Cardiac (heart) contractility determines how much blood is ejected from the heart with each beat in order to sustain life. Simon Fraser University kinesiology professor Glen Tibbits is working on ways to improve our understanding of the molecular mechanisms that regulate cardiac contractility and the way in which the heart responds to different environmental stimuli. His research also includes studying the evolution of the molecular mechanisms that regulate cardiac contractility and heart rate, in order to understand how species such as salmon and trout survive in adverse environmental conditions.

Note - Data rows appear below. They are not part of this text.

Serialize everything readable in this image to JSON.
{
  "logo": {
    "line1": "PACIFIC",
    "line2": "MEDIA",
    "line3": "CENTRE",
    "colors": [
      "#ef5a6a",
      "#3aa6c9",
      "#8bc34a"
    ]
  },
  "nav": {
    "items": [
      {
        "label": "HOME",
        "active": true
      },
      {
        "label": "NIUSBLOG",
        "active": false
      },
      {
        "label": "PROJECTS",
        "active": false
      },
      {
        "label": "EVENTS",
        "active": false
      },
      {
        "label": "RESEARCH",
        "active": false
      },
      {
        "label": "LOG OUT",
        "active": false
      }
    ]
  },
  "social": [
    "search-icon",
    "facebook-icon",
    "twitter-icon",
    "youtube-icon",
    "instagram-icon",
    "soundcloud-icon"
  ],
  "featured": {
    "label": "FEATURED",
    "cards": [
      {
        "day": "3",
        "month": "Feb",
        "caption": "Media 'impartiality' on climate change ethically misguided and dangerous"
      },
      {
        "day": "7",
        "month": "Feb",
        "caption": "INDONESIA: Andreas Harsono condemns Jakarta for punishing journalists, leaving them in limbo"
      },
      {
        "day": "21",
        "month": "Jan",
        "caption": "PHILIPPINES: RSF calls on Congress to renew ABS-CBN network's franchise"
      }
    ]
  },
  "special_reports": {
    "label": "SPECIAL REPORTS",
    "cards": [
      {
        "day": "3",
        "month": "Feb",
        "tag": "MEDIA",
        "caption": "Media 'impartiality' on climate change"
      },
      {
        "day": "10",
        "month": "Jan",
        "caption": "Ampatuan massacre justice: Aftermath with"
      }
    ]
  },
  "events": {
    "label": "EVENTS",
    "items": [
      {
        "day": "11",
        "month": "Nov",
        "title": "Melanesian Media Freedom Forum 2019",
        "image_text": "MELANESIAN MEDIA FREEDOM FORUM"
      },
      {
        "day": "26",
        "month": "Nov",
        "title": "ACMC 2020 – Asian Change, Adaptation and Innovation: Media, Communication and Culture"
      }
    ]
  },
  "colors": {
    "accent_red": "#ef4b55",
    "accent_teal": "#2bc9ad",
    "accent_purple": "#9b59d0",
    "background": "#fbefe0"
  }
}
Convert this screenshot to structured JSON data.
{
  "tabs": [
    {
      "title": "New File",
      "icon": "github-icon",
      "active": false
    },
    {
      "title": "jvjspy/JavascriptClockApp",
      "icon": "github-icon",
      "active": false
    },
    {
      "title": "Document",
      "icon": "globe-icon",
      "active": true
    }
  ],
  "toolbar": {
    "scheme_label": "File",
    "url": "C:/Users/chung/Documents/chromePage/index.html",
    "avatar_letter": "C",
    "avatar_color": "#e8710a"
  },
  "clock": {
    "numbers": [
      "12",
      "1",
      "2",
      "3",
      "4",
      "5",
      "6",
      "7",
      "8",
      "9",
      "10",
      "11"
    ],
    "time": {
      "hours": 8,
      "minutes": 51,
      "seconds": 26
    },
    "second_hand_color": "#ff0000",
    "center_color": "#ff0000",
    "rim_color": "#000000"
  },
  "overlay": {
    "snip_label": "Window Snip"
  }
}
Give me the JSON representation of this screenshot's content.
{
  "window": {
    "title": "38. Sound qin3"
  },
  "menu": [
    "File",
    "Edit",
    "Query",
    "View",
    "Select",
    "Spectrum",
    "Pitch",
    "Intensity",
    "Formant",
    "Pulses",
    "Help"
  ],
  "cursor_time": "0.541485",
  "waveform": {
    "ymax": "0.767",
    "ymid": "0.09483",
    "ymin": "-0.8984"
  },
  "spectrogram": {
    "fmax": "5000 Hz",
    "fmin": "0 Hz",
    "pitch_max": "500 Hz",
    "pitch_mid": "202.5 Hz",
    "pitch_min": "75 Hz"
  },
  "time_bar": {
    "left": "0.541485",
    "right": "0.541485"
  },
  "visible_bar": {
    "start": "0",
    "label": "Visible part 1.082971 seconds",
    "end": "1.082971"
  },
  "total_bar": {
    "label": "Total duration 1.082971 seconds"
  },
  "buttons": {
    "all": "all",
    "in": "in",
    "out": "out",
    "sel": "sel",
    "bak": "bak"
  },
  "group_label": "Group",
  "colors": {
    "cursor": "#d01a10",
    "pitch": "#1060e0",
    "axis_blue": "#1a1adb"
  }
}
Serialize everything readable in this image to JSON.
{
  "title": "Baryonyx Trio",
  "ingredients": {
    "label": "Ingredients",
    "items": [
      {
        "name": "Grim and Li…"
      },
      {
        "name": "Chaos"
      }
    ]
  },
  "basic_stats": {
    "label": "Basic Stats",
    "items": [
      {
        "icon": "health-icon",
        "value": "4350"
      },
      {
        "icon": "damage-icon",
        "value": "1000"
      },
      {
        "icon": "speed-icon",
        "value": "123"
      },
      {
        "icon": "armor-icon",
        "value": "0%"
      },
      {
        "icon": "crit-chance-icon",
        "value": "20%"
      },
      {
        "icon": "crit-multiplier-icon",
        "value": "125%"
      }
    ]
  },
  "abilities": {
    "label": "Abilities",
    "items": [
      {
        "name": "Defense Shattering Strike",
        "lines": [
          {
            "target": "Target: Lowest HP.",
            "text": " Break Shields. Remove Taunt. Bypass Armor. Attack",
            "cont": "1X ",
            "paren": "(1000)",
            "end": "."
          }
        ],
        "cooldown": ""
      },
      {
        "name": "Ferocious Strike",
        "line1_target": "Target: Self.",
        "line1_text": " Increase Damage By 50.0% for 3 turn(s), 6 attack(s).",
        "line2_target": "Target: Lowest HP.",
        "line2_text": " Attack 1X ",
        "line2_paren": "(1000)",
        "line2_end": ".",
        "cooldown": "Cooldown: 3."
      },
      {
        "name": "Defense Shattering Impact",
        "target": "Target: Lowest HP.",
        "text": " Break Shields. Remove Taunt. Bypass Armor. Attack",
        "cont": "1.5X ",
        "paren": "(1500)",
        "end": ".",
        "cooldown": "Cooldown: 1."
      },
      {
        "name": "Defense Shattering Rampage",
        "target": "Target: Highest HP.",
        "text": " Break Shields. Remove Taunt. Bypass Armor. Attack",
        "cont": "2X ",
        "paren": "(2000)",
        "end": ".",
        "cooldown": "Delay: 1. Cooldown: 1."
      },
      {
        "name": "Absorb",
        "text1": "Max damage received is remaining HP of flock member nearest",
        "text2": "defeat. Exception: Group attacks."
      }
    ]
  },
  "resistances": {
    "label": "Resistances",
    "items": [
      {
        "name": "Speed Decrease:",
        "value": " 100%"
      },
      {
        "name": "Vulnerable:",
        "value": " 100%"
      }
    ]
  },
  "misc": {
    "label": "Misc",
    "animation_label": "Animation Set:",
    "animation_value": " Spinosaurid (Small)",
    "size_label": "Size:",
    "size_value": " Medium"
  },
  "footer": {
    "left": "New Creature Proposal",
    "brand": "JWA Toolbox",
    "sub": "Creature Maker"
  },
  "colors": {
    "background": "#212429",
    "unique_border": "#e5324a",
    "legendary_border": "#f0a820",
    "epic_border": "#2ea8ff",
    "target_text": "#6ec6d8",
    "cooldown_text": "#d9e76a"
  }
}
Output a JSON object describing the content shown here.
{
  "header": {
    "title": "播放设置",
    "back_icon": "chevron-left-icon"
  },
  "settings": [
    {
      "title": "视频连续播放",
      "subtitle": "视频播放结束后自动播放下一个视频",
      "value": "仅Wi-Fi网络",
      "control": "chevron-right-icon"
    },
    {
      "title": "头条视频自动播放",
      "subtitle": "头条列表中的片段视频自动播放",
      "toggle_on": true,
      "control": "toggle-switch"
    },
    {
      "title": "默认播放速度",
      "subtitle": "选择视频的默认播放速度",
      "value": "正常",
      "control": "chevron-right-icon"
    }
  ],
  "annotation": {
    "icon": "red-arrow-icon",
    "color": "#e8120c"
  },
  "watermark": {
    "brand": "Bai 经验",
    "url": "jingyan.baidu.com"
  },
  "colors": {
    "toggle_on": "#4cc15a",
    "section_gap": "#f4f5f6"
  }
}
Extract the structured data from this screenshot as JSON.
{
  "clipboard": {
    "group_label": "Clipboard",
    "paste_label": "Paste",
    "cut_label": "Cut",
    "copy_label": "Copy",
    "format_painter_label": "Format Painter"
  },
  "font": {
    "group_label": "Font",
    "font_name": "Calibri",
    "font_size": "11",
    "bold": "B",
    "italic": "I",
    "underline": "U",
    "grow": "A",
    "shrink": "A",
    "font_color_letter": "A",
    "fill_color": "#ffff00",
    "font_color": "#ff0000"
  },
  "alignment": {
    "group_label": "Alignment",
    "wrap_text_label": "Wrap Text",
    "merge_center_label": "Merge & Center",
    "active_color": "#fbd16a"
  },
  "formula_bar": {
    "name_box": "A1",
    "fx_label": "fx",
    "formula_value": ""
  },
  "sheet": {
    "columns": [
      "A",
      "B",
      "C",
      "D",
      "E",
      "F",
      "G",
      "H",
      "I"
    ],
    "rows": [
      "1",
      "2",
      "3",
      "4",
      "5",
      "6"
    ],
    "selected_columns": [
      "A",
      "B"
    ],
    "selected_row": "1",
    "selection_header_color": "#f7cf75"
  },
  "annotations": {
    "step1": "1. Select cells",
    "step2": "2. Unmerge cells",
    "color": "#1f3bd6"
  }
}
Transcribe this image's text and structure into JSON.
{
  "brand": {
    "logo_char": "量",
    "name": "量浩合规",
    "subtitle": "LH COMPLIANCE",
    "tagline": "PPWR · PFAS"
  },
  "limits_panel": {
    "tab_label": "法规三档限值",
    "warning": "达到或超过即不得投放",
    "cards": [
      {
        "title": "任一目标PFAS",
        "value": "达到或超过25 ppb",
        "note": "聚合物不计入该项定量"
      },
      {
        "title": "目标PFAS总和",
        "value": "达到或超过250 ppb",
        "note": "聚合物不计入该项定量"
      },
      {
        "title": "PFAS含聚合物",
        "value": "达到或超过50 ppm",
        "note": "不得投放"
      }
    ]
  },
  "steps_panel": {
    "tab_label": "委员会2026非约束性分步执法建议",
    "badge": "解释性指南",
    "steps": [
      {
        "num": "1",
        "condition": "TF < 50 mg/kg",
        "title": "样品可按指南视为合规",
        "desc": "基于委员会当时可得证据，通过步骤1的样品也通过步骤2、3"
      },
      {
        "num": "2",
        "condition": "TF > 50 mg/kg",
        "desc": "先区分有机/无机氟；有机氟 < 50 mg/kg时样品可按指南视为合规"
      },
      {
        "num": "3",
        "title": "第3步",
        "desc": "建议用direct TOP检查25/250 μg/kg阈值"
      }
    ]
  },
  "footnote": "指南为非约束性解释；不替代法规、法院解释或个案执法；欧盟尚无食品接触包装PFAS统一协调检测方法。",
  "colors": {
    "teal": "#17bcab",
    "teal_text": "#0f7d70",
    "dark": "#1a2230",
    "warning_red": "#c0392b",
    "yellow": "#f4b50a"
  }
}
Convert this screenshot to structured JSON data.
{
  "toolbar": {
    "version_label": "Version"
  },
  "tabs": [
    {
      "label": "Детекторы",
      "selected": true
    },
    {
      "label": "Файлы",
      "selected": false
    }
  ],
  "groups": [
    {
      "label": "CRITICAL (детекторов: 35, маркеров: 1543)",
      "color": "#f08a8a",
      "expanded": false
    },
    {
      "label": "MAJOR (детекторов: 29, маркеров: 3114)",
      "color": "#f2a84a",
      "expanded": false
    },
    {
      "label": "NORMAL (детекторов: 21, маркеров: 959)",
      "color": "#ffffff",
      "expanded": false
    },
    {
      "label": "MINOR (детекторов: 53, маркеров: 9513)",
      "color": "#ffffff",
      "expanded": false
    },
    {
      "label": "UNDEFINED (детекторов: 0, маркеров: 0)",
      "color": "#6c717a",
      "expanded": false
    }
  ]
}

Dr. Tibbits has well-established connections with cardiologists and cardiac physiologists regionally and worldwide. With this chair, he is helping to create a world class program at SFU that will expand research in the area of molecular cardiac physiology, where functional genomics and a variety of molecular and cellular techniques will be used to deal with congenital heart disease and to treat heart disease, particularly in newborns.
Dr. Tibbits' research is predicted to improve rational drug design and surgical procedures. As the Canada Research Chair in Molecular Cardiac Physiology, he is making an important contribution to the development of new approaches in the prevention and treatment of congenital heart disease.